"For this Burgundian dish, there's no better pairing than a Burgundian wine," says Daniel Johnnes, wine director of Daniel Boulud's restaurants. Johnnes recommends David Duband Côtes de Nuits Village 2011 ($30). "The bright flavor of cherry, the wonderful spice aroma, and the silky texture of this Pinot Noir cut through the rich, wine-based sauce," he says. As an alternative, he suggests the fuller-bodied Clos de la Roilette Fleurie Cuvée Tardive 2011 ($25), which he describes as "a cru Beaujolais with a dark fruit taste and a crystalline mineral quality."
Classic coc au vin gets an update when paired with spaetzle. The flatware is by Arte Italica.
COQ AU VIN
2 750-ml. bottles dry, full-bodied red wine
2 3 ½-lb. chickens, cut into 4 breasts, 4 thighs, and 4 legs
4 celery stalks, peeled and cut into 2" batons
2 heads garlic, sliced in half
2 lbs. button mushrooms, cleaned and trimmed
1 lb. pearl onions, peeled
½ lb. slab bacon, cut into ¼" batons
1 sachet of 8 sprigs thyme, 1 fresh bay leaf, 2 tsp. coriander seed, and 1 tsp. cracked white pepper, tied in cheesecloth with twine
4 T flour
4 cups unsalted chicken stock
½ bunch fresh parsley, leaves picked
Salt and freshly ground pepper to taste
In a large saucepan, reduce the wine by half, then set aside to cool. Place the chicken in a large container with the celery, garlic, mushrooms, onions, bacon, and sachet. Cover all ingredients with the reduced wine and marinate in the refrigerator overnight.

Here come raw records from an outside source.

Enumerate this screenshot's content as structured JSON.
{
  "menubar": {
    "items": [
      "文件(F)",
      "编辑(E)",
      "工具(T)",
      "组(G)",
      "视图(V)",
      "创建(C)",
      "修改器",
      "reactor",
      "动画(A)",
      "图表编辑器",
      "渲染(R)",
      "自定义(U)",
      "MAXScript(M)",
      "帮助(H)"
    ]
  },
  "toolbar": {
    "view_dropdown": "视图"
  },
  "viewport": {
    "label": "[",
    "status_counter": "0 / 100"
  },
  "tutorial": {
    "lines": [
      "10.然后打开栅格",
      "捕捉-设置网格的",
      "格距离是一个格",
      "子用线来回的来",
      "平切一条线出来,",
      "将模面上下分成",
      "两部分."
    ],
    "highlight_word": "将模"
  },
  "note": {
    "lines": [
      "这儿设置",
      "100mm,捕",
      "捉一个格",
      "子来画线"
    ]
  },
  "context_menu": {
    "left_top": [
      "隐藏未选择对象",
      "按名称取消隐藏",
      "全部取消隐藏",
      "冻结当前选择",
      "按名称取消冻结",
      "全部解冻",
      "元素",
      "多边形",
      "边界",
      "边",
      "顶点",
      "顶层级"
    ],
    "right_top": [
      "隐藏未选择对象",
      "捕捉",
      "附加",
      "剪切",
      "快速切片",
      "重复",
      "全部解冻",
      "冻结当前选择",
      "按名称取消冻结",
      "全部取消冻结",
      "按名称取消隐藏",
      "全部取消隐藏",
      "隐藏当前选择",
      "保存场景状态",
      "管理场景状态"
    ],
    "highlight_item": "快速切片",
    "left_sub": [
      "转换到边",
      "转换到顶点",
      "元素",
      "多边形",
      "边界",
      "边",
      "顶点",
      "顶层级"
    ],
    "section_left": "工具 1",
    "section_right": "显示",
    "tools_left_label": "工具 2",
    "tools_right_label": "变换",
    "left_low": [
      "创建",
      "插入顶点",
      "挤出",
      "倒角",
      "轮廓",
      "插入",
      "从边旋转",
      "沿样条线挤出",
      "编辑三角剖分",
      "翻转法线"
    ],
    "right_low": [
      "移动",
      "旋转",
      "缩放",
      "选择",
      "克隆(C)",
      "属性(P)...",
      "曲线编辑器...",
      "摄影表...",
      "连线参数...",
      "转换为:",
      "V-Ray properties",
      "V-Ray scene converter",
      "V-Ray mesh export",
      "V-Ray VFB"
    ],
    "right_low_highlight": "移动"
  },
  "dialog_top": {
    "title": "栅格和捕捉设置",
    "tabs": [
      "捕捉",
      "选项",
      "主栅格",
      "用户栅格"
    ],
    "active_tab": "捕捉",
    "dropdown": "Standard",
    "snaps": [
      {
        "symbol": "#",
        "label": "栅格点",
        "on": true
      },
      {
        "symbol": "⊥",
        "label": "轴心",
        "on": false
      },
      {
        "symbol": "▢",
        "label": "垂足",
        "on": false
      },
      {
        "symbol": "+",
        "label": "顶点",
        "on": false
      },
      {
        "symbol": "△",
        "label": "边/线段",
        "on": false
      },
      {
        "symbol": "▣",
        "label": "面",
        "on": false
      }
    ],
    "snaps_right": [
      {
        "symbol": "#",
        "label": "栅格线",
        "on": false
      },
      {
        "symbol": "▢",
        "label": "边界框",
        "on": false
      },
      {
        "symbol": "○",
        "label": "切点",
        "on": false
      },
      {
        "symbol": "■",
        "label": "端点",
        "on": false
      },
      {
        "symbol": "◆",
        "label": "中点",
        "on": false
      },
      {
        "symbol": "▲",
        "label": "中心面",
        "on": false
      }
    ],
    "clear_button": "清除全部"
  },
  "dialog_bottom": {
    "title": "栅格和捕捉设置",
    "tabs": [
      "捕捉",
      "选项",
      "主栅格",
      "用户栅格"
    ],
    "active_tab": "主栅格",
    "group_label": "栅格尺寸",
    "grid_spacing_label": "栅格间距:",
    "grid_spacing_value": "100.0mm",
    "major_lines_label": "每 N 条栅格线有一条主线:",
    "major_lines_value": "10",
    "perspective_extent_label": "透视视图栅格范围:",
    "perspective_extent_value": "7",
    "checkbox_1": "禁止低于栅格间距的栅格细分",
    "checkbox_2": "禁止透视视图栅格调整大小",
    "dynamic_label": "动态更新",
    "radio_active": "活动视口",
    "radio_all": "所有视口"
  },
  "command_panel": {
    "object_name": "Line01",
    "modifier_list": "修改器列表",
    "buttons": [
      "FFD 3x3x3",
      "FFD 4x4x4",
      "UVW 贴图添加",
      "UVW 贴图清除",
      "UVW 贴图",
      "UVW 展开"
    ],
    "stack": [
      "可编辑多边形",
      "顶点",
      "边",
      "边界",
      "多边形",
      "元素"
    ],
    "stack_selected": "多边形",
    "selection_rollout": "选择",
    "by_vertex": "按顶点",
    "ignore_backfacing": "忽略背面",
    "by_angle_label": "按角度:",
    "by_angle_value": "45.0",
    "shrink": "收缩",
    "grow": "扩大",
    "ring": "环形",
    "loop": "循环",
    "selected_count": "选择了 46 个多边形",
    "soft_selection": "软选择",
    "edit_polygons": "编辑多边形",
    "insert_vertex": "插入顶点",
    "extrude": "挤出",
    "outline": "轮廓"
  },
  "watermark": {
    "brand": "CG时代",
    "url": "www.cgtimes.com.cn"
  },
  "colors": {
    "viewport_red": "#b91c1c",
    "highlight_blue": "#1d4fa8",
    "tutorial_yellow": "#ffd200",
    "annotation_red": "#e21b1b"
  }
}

Preheat the oven to 325°F. Drain the marinated ingredients; reserve the wine. Pat the ingredients dry, and season the chicken with salt and pepper. Place a large Dutch oven over medium heat and add the bacon. Cook, stirring until crisp, and then remove with a slotted spoon and reserve. Sear the chicken on all sides in the bacon fat (you may need to do this in batches). Remove the chicken; add the vegetables and sachet, and cook, stirring occasionally, about 5 minutes. Add the flour and cook, stirring, for another 4 minutes.
Add the wine, crisped bacon, chicken, and chicken stock. Bring to a simmer, cover with a round of parchment, and transfer to the oven. Cook, stirring and basting the chicken at least three times, until the chicken is tender at the bone, 1 to 1½ hours.
If the sauce seems too thin, remove the chicken and vegetables, return the sauce to the heat, and reduce until it reaches the desired consistency (it should coat the back of a spoon). Incorporate all the ingredients back together, season to taste, and serve, garnished with the parsley.
¾ cup whole milk
3 eggs 1 yolk
½ cup crème fraîche (or sour cream)
2 ¼ cups flour
½ tsp. salt, more to taste
1/8 tsp. ground white pepper, more to taste
1/8 tsp. ground nutmeg
2 tsp. olive oil
2 T butter
3 T chopped parsley
Bring a large pot of salted water to a boil. In a small bowl, whisk the milk, eggs, yolk, and crème fraîche until smooth. In a large bowl, whisk to combine the flour, ½ teaspoon salt, 1/8 tsp. pepper, and nutmeg, and make a well in the center. Pour the egg mixture into the well, and, using a spoon, stir from the middle outward, slowly pulling the dry ingredients into the wet. Once fully incorporated, stir for a few seconds more until the batter looks sticky. The batter should be fairly wet, but with a consistency thick enough to sit on top of a spaetzle maker, food mill, or colander. Press the batter through the spaetzle maker or colander into the boiling water. Once all the spaetzle rise to the surface, strain them, rinse in cold water, and toss in the olive oil to prevent sticking.
Brown half of the butter in a large non-stick sauté pan. Add half of the spaetzle, toss until lightly browned, and then toss in half of the parsley. Transfer the browned spaetzle to a bowl, and repeat the process with the re maining ingredients. If needed, season to taste with more salt and pepper.